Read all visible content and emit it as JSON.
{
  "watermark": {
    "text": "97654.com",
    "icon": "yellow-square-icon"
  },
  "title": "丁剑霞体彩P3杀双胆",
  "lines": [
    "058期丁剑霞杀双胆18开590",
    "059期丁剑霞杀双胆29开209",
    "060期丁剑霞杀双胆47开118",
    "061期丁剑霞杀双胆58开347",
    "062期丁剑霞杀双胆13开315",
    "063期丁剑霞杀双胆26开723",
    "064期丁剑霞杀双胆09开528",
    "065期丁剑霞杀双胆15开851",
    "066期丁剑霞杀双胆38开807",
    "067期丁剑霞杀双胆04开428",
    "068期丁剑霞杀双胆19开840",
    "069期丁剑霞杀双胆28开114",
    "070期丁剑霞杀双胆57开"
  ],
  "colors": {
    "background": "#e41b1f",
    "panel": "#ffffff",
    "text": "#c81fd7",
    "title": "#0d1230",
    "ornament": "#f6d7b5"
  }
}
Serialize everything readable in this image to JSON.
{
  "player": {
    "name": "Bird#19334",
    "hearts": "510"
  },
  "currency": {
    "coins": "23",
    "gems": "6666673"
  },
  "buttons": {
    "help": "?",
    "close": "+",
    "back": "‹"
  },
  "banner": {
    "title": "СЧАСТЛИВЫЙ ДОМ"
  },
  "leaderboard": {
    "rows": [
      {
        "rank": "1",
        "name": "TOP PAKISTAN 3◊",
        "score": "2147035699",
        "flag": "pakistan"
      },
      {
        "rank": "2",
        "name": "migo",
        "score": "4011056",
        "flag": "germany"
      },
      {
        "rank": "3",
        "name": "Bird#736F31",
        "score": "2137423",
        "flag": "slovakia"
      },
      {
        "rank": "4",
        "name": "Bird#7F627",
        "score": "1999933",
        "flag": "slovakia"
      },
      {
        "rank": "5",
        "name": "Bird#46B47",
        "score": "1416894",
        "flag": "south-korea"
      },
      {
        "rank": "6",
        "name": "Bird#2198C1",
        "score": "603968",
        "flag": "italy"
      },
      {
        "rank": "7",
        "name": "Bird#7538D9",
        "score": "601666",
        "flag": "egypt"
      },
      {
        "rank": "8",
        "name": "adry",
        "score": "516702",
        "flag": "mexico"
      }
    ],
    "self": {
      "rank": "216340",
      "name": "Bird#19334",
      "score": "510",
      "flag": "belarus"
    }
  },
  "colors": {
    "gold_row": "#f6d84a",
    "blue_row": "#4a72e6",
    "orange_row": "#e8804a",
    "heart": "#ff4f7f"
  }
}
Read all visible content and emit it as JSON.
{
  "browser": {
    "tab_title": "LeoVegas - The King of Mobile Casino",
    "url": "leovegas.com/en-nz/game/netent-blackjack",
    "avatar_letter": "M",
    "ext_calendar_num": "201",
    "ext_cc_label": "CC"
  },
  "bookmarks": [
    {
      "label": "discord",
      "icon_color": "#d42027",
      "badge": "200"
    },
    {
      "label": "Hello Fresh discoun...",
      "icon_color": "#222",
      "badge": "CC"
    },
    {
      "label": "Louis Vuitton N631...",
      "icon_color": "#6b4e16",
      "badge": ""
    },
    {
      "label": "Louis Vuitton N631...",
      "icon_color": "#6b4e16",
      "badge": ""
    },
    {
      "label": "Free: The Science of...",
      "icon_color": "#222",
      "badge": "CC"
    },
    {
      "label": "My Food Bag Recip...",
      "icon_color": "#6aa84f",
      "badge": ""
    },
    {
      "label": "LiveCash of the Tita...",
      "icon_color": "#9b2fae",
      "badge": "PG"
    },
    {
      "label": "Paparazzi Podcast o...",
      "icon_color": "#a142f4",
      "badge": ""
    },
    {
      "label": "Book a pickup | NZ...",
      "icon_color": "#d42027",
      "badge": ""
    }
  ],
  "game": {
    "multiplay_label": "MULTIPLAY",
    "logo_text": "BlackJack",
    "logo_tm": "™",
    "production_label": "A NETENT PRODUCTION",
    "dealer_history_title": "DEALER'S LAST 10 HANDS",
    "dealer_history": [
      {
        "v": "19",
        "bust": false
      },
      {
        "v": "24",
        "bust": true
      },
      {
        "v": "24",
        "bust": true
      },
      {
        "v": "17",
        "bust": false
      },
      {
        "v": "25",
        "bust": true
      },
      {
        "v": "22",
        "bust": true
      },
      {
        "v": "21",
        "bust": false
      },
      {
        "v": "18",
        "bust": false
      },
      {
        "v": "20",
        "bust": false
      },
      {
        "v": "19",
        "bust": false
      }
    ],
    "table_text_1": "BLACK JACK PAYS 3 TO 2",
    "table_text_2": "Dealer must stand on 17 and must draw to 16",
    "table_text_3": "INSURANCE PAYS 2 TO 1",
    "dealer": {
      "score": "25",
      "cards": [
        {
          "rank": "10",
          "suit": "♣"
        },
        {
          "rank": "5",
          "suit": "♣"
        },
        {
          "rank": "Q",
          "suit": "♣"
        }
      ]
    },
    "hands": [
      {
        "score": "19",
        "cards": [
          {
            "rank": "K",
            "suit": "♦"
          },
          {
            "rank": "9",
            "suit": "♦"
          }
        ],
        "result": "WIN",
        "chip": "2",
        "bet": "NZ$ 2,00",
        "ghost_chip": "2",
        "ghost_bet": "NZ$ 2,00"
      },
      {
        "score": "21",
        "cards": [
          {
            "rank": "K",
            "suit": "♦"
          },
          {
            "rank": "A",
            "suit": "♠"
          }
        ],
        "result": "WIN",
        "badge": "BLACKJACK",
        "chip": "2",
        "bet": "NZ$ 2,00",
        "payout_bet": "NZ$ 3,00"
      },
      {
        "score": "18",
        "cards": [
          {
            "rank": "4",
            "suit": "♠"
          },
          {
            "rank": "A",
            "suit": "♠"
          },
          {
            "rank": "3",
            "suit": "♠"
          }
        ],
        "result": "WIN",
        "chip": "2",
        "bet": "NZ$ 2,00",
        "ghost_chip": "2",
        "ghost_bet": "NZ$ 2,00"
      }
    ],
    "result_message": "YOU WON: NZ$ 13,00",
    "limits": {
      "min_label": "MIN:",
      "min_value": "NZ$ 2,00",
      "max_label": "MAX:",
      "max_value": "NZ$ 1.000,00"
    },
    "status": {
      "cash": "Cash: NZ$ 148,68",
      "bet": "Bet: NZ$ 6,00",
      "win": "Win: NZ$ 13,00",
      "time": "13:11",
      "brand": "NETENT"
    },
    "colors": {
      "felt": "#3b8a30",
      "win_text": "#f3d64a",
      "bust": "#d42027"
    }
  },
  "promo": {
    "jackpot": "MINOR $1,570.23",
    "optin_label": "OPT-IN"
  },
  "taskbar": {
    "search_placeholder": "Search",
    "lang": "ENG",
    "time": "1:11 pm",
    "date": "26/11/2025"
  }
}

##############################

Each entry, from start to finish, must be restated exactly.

Answer section -
Read all visible content and emit it as JSON.
{
  "watermark": {
    "text": "97654.com",
    "icon": "yellow-square-icon"
  },
  "title": "丁剑霞体彩P3杀双胆",
  "lines": [
    "058期丁剑霞杀双胆18开590",
    "059期丁剑霞杀双胆29开209",
    "060期丁剑霞杀双胆47开118",
    "061期丁剑霞杀双胆58开347",
    "062期丁剑霞杀双胆13开315",
    "063期丁剑霞杀双胆26开723",
    "064期丁剑霞杀双胆09开528",
    "065期丁剑霞杀双胆15开851",
    "066期丁剑霞杀双胆38开807",
    "067期丁剑霞杀双胆04开428",
    "068期丁剑霞杀双胆19开840",
    "069期丁剑霞杀双胆28开114",
    "070期丁剑霞杀双胆57开"
  ],
  "colors": {
    "background": "#e41b1f",
    "panel": "#ffffff",
    "text": "#c81fd7",
    "title": "#0d1230",
    "ornament": "#f6d7b5"
  }
}
Serialize everything readable in this image to JSON.
{
  "player": {
    "name": "Bird#19334",
    "hearts": "510"
  },
  "currency": {
    "coins": "23",
    "gems": "6666673"
  },
  "buttons": {
    "help": "?",
    "close": "+",
    "back": "‹"
  },
  "banner": {
    "title": "СЧАСТЛИВЫЙ ДОМ"
  },
  "leaderboard": {
    "rows": [
      {
        "rank": "1",
        "name": "TOP PAKISTAN 3◊",
        "score": "2147035699",
        "flag": "pakistan"
      },
      {
        "rank": "2",
        "name": "migo",
        "score": "4011056",
        "flag": "germany"
      },
      {
        "rank": "3",
        "name": "Bird#736F31",
        "score": "2137423",
        "flag": "slovakia"
      },
      {
        "rank": "4",
        "name": "Bird#7F627",
        "score": "1999933",
        "flag": "slovakia"
      },
      {
        "rank": "5",
        "name": "Bird#46B47",
        "score": "1416894",
        "flag": "south-korea"
      },
      {
        "rank": "6",
        "name": "Bird#2198C1",
        "score": "603968",
        "flag": "italy"
      },
      {
        "rank": "7",
        "name": "Bird#7538D9",
        "score": "601666",
        "flag": "egypt"
      },
      {
        "rank": "8",
        "name": "adry",
        "score": "516702",
        "flag": "mexico"
      }
    ],
    "self": {
      "rank": "216340",
      "name": "Bird#19334",
      "score": "510",
      "flag": "belarus"
    }
  },
  "colors": {
    "gold_row": "#f6d84a",
    "blue_row": "#4a72e6",
    "orange_row": "#e8804a",
    "heart": "#ff4f7f"
  }
}
Read all visible content and emit it as JSON.
{
  "browser": {
    "tab_title": "LeoVegas - The King of Mobile Casino",
    "url": "leovegas.com/en-nz/game/netent-blackjack",
    "avatar_letter": "M",
    "ext_calendar_num": "201",
    "ext_cc_label": "CC"
  },
  "bookmarks": [
    {
      "label": "discord",
      "icon_color": "#d42027",
      "badge": "200"
    },
    {
      "label": "Hello Fresh discoun...",
      "icon_color": "#222",
      "badge": "CC"
    },
    {
      "label": "Louis Vuitton N631...",
      "icon_color": "#6b4e16",
      "badge": ""
    },
    {
      "label": "Louis Vuitton N631...",
      "icon_color": "#6b4e16",
      "badge": ""
    },
    {
      "label": "Free: The Science of...",
      "icon_color": "#222",
      "badge": "CC"
    },
    {
      "label": "My Food Bag Recip...",
      "icon_color": "#6aa84f",
      "badge": ""
    },
    {
      "label": "LiveCash of the Tita...",
      "icon_color": "#9b2fae",
      "badge": "PG"
    },
    {
      "label": "Paparazzi Podcast o...",
      "icon_color": "#a142f4",
      "badge": ""
    },
    {
      "label": "Book a pickup | NZ...",
      "icon_color": "#d42027",
      "badge": ""
    }
  ],
  "game": {
    "multiplay_label": "MULTIPLAY",
    "logo_text": "BlackJack",
    "logo_tm": "™",
    "production_label": "A NETENT PRODUCTION",
    "dealer_history_title": "DEALER'S LAST 10 HANDS",
    "dealer_history": [
      {
        "v": "19",
        "bust": false
      },
      {
        "v": "24",
        "bust": true
      },
      {
        "v": "24",
        "bust": true
      },
      {
        "v": "17",
        "bust": false
      },
      {
        "v": "25",
        "bust": true
      },
      {
        "v": "22",
        "bust": true
      },
      {
        "v": "21",
        "bust": false
      },
      {
        "v": "18",
        "bust": false
      },
      {
        "v": "20",
        "bust": false
      },
      {
        "v": "19",
        "bust": false
      }
    ],
    "table_text_1": "BLACK JACK PAYS 3 TO 2",
    "table_text_2": "Dealer must stand on 17 and must draw to 16",
    "table_text_3": "INSURANCE PAYS 2 TO 1",
    "dealer": {
      "score": "25",
      "cards": [
        {
          "rank": "10",
          "suit": "♣"
        },
        {
          "rank": "5",
          "suit": "♣"
        },
        {
          "rank": "Q",
          "suit": "♣"
        }
      ]
    },
    "hands": [
      {
        "score": "19",
        "cards": [
          {
            "rank": "K",
            "suit": "♦"
          },
          {
            "rank": "9",
            "suit": "♦"
          }
        ],
        "result": "WIN",
        "chip": "2",
        "bet": "NZ$ 2,00",
        "ghost_chip": "2",
        "ghost_bet": "NZ$ 2,00"
      },
      {
        "score": "21",
        "cards": [
          {
            "rank": "K",
            "suit": "♦"
          },
          {
            "rank": "A",
            "suit": "♠"
          }
        ],
        "result": "WIN",
        "badge": "BLACKJACK",
        "chip": "2",
        "bet": "NZ$ 2,00",
        "payout_bet": "NZ$ 3,00"
      },
      {
        "score": "18",
        "cards": [
          {
            "rank": "4",
            "suit": "♠"
          },
          {
            "rank": "A",
            "suit": "♠"
          },
          {
            "rank": "3",
            "suit": "♠"
          }
        ],
        "result": "WIN",
        "chip": "2",
        "bet": "NZ$ 2,00",
        "ghost_chip": "2",
        "ghost_bet": "NZ$ 2,00"
      }
    ],
    "result_message": "YOU WON: NZ$ 13,00",
    "limits": {
      "min_label": "MIN:",
      "min_value": "NZ$ 2,00",
      "max_label": "MAX:",
      "max_value": "NZ$ 1.000,00"
    },
    "status": {
      "cash": "Cash: NZ$ 148,68",
      "bet": "Bet: NZ$ 6,00",
      "win": "Win: NZ$ 13,00",
      "time": "13:11",
      "brand": "NETENT"
    },
    "colors": {
      "felt": "#3b8a30",
      "win_text": "#f3d64a",
      "bust": "#d42027"
    }
  },
  "promo": {
    "jackpot": "MINOR $1,570.23",
    "optin_label": "OPT-IN"
  },
  "taskbar": {
    "search_placeholder": "Search",
    "lang": "ENG",
    "time": "1:11 pm",
    "date": "26/11/2025"
  }
}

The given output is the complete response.